Now for the Birds
In Anchorage on Friday, Dave Sonneborn graciously offered to take me chicken hunting again (with a camera, not a gun) as he did two years ago (unsuccessfully, last time). We again went up to Glen Alps, walked down the trail to the power line trail and started walking and scanning the open patches near and far. A few hundred yards down the trail he found a nice male not more than twenty yards off the trail! This is the only native chicken I still needed for the ABA area, so Thank You, David! Barb and I had tried for this bird many times, but just failed to connect.
As I was photographing this bird, a female stepped out from behind a nearby bush and joined him.
We stopped by Potter marsh and then Dave had other things on his agenda for the day, so he dropped me off back at the hotel. I went and did my food shopping, then decided to go up to Arctic Valley. We had always gone up there in the early morning, so I thought it might be a different experience in the afternoon. Nope!
However, I got a nice shot of an Orange-crowned Warbler.
But the highlight was an addition to my Alaska Mammal list. A Porcupine!
I didn’t have anything out of the ordinary the rest of the day, got back to the hotel, had dinner, and fell exhausted into bed.
Got up the next morning and headed to the airport. Met two birders (Sam and Steve) with whom I had been in email touch with, as well as the Hi-Lonesome tour group.
Sam and Steve are staying in Unit D of the same 4-plex as I am. So I offered to give them the 50-cent tour.
We headed out and filled feeders around town (this means scattering birdseed on various driveways, etc).
We went by Sweeper Cove and then Sweeper Channel. At the channel, the usual Rock Sandpipers were in full display. This was a lifer for Steve!
We went by the Airport Ponds, and Contractors Marsh but didn’t see anything of note. As we approached the Thrush Feeder, Sam pointed out a Sandhill Crane in a nearby field! Not a rarity, but uncommon on Adak.
When we got to Clam Lagoon, we stopped at the South Lookout and Sam spotted a Brant! That was only the fourth one I have seen out here.

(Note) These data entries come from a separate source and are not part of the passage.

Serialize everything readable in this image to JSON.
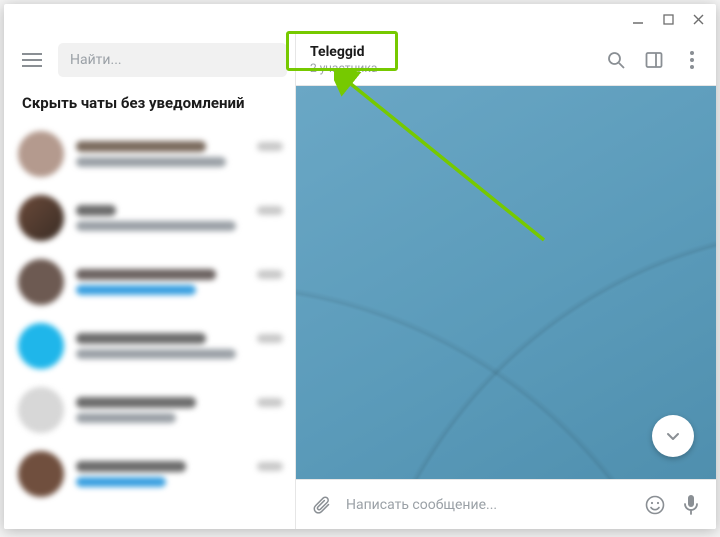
{
  "window": {
    "minimize": "—",
    "maximize": "□",
    "close": "✕"
  },
  "sidebar": {
    "search_placeholder": "Найти...",
    "section_label": "Скрыть чаты без уведомлений"
  },
  "chat": {
    "title": "Teleggid",
    "status": "2 участника",
    "input_placeholder": "Написать сообщение..."
  },
  "colors": {
    "accent": "#76c900",
    "muted": "#9aa0a6",
    "bg_chat": "#5b9bba"
  },
  "chats_blurred": [
    {
      "avatar": "#b49a8e",
      "name_w": 130,
      "name_c": "#7a6a5d",
      "sub_w": 150,
      "sub_c": "#9aa0a6"
    },
    {
      "avatar": "linear-gradient(135deg,#6b4a3a,#3a2d25)",
      "name_w": 40,
      "name_c": "#6b6b6b",
      "sub_w": 160,
      "sub_c": "#9aa0a6"
    },
    {
      "avatar": "#6d5a52",
      "name_w": 140,
      "name_c": "#6b6260",
      "sub_w": 120,
      "sub_c": "#3aa0e0"
    },
    {
      "avatar": "#1fb6ea",
      "name_w": 130,
      "name_c": "#6b6b6b",
      "sub_w": 160,
      "sub_c": "#9aa0a6"
    },
    {
      "avatar": "#d7d7d7",
      "name_w": 120,
      "name_c": "#6b6b6b",
      "sub_w": 100,
      "sub_c": "#9aa0a6"
    },
    {
      "avatar": "#704f3e",
      "name_w": 110,
      "name_c": "#6b6b6b",
      "sub_w": 90,
      "sub_c": "#3aa0e0"
    }
  ]
}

There were the usual assortment of ducks, including one American Green-winged Teal.
Out on the Penninsula was a lone Sandering. And a lone Bar-tailed Godwit was out in the middle of the flats,.
Highlights at the Seawall included two Long-tailed Ducks, Pacific and Common loon, Arctic Tern, and Horned Grebe. A pair of American Wigeon down near Candlestick Bridge topped of the list (the majority of Wigeon out here are Eurasian).

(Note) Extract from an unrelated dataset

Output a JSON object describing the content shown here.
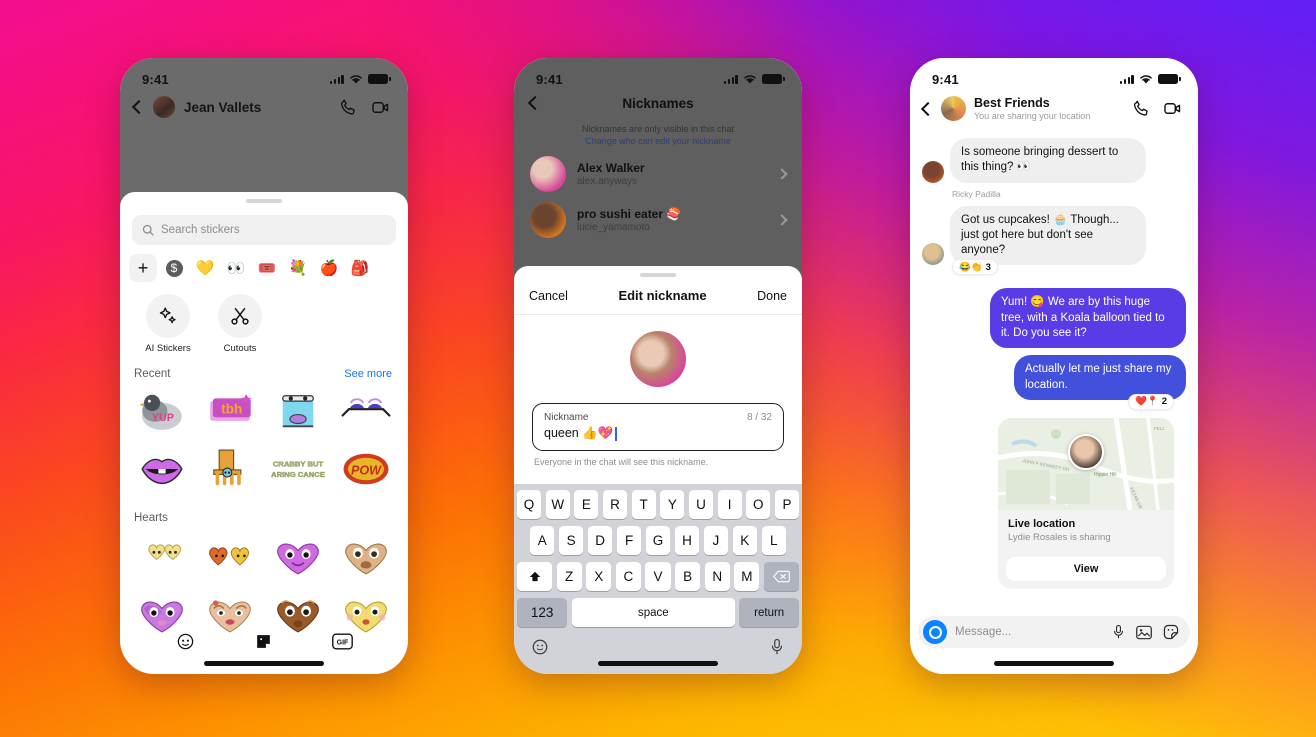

Not a ‘Stop the presses!” kind of start, but satisfying non-the-less.